A word-for-word copy of the records below is required.

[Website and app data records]
________________
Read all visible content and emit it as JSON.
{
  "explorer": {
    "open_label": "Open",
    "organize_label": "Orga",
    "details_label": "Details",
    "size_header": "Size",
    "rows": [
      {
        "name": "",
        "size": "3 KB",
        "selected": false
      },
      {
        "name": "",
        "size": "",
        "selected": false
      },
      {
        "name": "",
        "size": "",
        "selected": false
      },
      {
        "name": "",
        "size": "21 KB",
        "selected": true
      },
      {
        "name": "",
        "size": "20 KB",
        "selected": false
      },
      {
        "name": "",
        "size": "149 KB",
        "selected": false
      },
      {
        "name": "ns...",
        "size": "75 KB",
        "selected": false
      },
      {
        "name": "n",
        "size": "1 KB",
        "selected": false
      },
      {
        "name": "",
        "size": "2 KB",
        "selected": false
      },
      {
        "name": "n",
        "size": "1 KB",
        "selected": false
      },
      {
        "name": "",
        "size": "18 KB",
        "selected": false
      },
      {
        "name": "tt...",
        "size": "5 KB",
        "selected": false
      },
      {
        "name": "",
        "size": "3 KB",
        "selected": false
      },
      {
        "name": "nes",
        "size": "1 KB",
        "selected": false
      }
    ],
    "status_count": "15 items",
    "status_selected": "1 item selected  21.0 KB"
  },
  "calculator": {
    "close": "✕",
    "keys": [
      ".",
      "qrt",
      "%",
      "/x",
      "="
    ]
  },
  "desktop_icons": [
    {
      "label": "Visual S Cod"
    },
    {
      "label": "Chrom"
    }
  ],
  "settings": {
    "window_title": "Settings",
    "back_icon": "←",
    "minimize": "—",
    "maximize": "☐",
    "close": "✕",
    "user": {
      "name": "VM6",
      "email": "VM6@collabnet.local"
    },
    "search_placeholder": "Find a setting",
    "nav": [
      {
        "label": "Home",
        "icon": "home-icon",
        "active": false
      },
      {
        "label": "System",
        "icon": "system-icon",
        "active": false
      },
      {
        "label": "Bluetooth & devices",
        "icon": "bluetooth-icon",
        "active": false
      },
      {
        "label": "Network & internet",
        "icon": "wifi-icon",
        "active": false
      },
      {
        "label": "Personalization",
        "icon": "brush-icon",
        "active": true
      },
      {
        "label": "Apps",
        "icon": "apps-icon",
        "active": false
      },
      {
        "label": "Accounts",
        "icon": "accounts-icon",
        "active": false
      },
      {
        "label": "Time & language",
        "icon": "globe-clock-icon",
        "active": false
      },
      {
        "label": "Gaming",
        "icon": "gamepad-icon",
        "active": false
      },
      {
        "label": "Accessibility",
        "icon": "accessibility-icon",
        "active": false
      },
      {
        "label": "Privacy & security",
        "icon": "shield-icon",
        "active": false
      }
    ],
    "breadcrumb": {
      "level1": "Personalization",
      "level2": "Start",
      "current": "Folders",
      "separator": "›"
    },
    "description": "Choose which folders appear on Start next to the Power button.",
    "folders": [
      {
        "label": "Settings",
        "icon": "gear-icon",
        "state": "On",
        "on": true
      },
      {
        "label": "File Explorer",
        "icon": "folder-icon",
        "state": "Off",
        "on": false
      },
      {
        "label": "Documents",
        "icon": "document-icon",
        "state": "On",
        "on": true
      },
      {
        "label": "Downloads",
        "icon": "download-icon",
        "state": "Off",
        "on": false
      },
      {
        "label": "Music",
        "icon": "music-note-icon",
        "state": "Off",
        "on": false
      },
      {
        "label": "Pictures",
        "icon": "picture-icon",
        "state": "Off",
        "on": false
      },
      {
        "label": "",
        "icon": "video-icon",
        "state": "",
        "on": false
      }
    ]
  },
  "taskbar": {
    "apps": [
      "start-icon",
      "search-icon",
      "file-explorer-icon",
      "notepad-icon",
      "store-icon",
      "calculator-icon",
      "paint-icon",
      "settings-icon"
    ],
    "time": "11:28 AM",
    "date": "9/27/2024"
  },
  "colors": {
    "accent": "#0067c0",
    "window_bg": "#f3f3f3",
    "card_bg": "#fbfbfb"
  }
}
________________
**Answer for this exercise:**
Read all visible content and emit it as JSON.
{
  "explorer": {
    "open_label": "Open",
    "organize_label": "Orga",
    "details_label": "Details",
    "size_header": "Size",
    "rows": [
      {
        "name": "",
        "size": "3 KB",
        "selected": false
      },
      {
        "name": "",
        "size": "",
        "selected": false
      },
      {
        "name": "",
        "size": "",
        "selected": false
      },
      {
        "name": "",
        "size": "21 KB",
        "selected": true
      },
      {
        "name": "",
        "size": "20 KB",
        "selected": false
      },
      {
        "name": "",
        "size": "149 KB",
        "selected": false
      },
      {
        "name": "ns...",
        "size": "75 KB",
        "selected": false
      },
      {
        "name": "n",
        "size": "1 KB",
        "selected": false
      },
      {
        "name": "",
        "size": "2 KB",
        "selected": false
      },
      {
        "name": "n",
        "size": "1 KB",
        "selected": false
      },
      {
        "name": "",
        "size": "18 KB",
        "selected": false
      },
      {
        "name": "tt...",
        "size": "5 KB",
        "selected": false
      },
      {
        "name": "",
        "size": "3 KB",
        "selected": false
      },
      {
        "name": "nes",
        "size": "1 KB",
        "selected": false
      }
    ],
    "status_count": "15 items",
    "status_selected": "1 item selected  21.0 KB"
  },
  "calculator": {
    "close": "✕",
    "keys": [
      ".",
      "qrt",
      "%",
      "/x",
      "="
    ]
  },
  "desktop_icons": [
    {
      "label": "Visual S Cod"
    },
    {
      "label": "Chrom"
    }
  ],
  "settings": {
    "window_title": "Settings",
    "back_icon": "←",
    "minimize": "—",
    "maximize": "☐",
    "close": "✕",
    "user": {
      "name": "VM6",
      "email": "VM6@collabnet.local"
    },
    "search_placeholder": "Find a setting",
    "nav": [
      {
        "label": "Home",
        "icon": "home-icon",
        "active": false
      },
      {
        "label": "System",
        "icon": "system-icon",
        "active": false
      },
      {
        "label": "Bluetooth & devices",
        "icon": "bluetooth-icon",
        "active": false
      },
      {
        "label": "Network & internet",
        "icon": "wifi-icon",
        "active": false
      },
      {
        "label": "Personalization",
        "icon": "brush-icon",
        "active": true
      },
      {
        "label": "Apps",
        "icon": "apps-icon",
        "active": false
      },
      {
        "label": "Accounts",
        "icon": "accounts-icon",
        "active": false
      },
      {
        "label": "Time & language",
        "icon": "globe-clock-icon",
        "active": false
      },
      {
        "label": "Gaming",
        "icon": "gamepad-icon",
        "active": false
      },
      {
        "label": "Accessibility",
        "icon": "accessibility-icon",
        "active": false
      },
      {
        "label": "Privacy & security",
        "icon": "shield-icon",
        "active": false
      }
    ],
    "breadcrumb": {
      "level1": "Personalization",
      "level2": "Start",
      "current": "Folders",
      "separator": "›"
    },
    "description": "Choose which folders appear on Start next to the Power button.",
    "folders": [
      {
        "label": "Settings",
        "icon": "gear-icon",
        "state": "On",
        "on": true
      },
      {
        "label": "File Explorer",
        "icon": "folder-icon",
        "state": "Off",
        "on": false
      },
      {
        "label": "Documents",
        "icon": "document-icon",
        "state": "On",
        "on": true
      },
      {
        "label": "Downloads",
        "icon": "download-icon",
        "state": "Off",
        "on": false
      },
      {
        "label": "Music",
        "icon": "music-note-icon",
        "state": "Off",
        "on": false
      },
      {
        "label": "Pictures",
        "icon": "picture-icon",
        "state": "Off",
        "on": false
      },
      {
        "label": "",
        "icon": "video-icon",
        "state": "",
        "on": false
      }
    ]
  },
  "taskbar": {
    "apps": [
      "start-icon",
      "search-icon",
      "file-explorer-icon",
      "notepad-icon",
      "store-icon",
      "calculator-icon",
      "paint-icon",
      "settings-icon"
    ],
    "time": "11:28 AM",
    "date": "9/27/2024"
  },
  "colors": {
    "accent": "#0067c0",
    "window_bg": "#f3f3f3",
    "card_bg": "#fbfbfb"
  }
}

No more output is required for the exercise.